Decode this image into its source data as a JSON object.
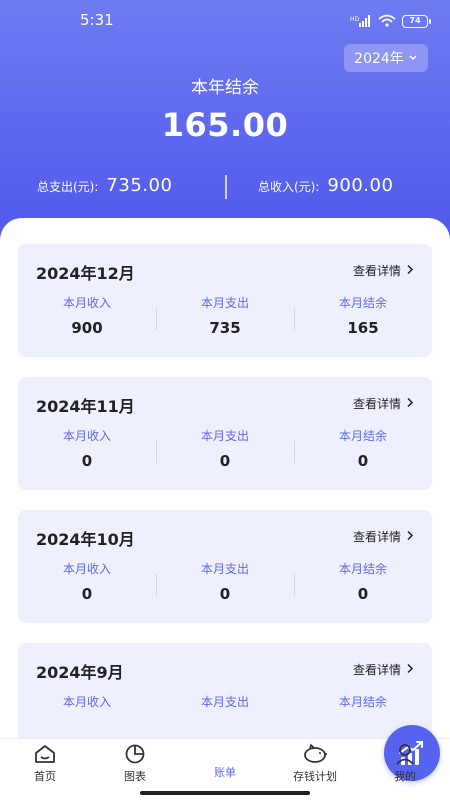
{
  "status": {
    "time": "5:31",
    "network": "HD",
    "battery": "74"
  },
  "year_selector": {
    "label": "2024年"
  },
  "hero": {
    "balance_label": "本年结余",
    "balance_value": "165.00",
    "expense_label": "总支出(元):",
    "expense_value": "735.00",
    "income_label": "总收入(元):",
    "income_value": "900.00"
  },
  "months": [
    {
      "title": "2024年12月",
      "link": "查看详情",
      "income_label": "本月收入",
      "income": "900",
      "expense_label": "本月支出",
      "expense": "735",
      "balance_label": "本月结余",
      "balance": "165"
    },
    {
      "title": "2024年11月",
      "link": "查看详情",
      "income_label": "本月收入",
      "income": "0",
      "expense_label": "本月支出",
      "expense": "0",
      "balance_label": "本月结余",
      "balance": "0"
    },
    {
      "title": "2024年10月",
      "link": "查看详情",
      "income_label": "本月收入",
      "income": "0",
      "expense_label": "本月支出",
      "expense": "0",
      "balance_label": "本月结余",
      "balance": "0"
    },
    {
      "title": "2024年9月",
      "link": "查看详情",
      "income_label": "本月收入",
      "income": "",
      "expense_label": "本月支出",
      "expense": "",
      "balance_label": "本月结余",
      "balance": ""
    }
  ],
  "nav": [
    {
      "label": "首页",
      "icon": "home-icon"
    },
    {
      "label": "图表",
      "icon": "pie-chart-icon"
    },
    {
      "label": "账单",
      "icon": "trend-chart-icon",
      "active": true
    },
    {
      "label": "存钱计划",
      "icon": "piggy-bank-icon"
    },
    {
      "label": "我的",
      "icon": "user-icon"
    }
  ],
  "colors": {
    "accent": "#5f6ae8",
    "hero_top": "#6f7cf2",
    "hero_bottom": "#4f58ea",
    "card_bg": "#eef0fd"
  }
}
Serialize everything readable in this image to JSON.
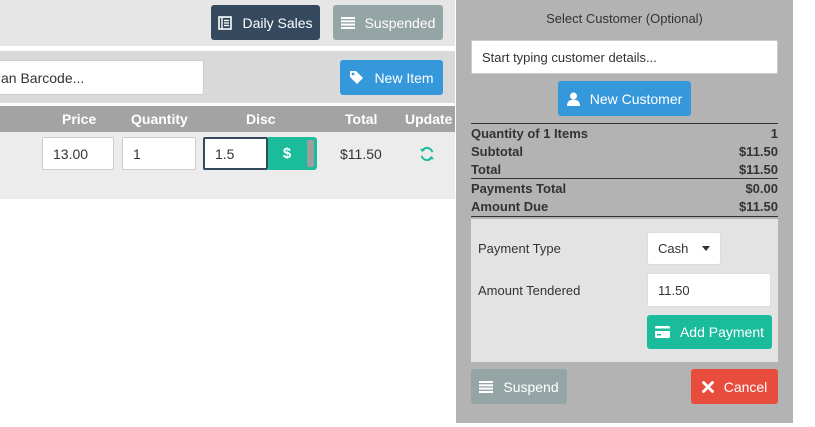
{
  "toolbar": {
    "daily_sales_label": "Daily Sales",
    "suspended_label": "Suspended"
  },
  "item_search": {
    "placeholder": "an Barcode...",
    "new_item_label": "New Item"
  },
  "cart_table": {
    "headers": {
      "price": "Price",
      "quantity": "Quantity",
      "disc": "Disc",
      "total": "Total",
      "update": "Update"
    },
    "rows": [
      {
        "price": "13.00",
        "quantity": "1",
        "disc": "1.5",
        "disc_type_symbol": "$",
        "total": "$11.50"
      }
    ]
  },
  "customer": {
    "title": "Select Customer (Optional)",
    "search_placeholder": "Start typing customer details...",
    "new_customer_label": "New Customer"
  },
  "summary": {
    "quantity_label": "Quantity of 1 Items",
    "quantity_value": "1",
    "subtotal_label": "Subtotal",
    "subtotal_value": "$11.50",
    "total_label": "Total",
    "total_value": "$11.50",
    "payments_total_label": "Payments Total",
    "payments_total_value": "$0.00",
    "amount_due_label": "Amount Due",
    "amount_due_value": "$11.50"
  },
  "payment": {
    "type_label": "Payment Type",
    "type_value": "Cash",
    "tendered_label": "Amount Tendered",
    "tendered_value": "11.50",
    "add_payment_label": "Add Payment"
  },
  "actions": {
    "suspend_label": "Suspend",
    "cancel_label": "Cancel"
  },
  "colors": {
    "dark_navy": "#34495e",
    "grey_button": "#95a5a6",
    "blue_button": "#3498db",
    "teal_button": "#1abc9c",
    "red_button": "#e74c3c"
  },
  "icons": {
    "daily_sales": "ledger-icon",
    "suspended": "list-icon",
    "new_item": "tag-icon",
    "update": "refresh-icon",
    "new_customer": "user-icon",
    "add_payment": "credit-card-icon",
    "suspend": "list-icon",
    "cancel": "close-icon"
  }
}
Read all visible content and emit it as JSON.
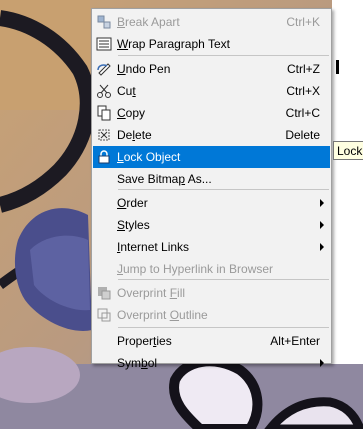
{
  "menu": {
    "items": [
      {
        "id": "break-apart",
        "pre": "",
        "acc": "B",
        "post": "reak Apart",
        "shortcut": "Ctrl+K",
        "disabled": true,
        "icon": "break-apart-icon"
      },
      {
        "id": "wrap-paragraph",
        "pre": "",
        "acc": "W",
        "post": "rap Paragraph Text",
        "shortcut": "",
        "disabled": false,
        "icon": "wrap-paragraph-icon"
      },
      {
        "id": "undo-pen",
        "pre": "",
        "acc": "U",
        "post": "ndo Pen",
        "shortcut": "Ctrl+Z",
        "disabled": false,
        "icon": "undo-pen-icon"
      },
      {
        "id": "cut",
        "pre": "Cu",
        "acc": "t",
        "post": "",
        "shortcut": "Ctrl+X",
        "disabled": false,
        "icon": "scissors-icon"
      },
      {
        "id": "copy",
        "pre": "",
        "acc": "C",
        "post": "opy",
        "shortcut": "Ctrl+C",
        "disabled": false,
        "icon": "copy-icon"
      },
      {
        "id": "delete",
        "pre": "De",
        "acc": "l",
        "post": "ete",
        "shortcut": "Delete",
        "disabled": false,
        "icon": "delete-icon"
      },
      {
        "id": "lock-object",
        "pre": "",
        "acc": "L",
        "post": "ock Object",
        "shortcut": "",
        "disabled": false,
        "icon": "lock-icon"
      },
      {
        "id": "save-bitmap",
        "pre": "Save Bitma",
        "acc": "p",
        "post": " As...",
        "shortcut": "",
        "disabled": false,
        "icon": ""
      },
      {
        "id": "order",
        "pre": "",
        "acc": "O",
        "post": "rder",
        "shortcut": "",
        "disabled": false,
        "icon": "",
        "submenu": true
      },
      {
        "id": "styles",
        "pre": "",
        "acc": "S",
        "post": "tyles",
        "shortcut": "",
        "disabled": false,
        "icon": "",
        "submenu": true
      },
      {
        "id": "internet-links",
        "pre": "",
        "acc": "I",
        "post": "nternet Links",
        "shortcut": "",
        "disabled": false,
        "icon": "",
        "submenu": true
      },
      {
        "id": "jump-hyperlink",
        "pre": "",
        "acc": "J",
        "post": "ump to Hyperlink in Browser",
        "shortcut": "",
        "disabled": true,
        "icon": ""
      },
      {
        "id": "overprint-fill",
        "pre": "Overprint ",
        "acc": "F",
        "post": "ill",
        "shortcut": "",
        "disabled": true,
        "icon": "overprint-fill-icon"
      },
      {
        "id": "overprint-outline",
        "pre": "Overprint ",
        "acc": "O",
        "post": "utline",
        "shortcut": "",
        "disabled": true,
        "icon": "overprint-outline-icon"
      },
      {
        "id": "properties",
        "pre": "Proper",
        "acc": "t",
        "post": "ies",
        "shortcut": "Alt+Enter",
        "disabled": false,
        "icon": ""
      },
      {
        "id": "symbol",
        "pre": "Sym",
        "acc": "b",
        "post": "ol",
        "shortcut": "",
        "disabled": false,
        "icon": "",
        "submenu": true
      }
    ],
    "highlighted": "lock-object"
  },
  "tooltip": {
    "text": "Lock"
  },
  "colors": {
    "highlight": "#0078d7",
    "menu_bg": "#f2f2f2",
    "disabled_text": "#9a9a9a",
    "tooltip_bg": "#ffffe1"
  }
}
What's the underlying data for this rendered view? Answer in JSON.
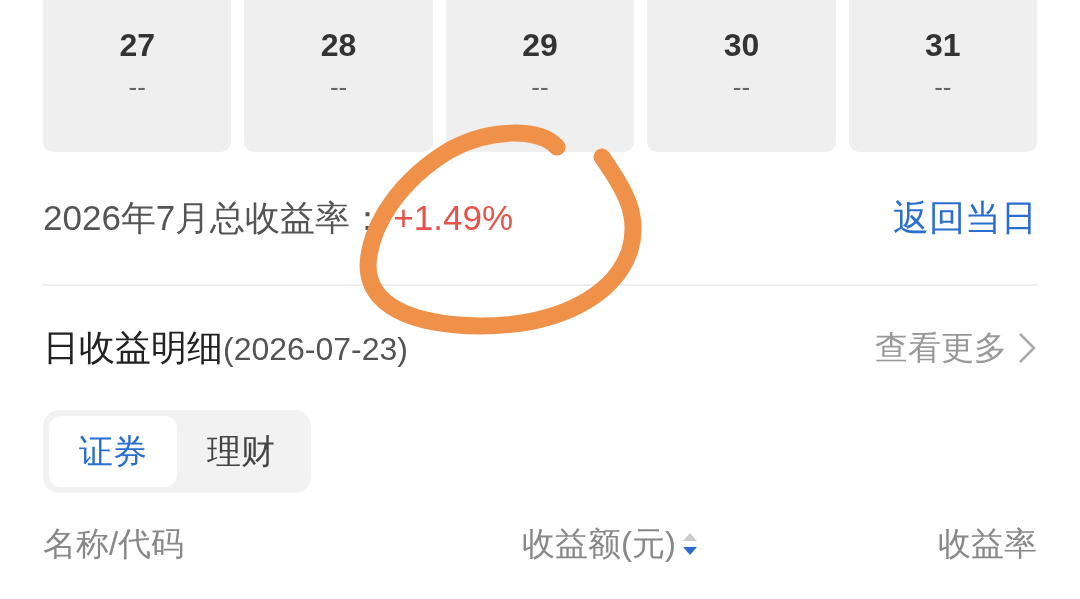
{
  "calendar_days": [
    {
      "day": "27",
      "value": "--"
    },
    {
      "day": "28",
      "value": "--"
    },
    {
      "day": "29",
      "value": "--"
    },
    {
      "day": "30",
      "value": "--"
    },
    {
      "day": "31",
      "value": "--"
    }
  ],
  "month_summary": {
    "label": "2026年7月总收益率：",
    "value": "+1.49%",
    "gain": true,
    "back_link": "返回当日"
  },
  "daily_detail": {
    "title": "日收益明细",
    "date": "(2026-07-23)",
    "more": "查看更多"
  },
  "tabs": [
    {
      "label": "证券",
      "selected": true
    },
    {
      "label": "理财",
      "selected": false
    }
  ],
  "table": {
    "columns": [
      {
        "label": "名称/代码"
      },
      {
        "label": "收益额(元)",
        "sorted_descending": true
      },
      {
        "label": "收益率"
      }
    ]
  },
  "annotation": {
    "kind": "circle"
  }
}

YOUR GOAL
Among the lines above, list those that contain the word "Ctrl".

EXERCISE SOLUTION
        "shortcut": "Ctrl+K",
        "shortcut": "Ctrl+Z",
        "shortcut": "Ctrl+X",
        "shortcut": "Ctrl+C",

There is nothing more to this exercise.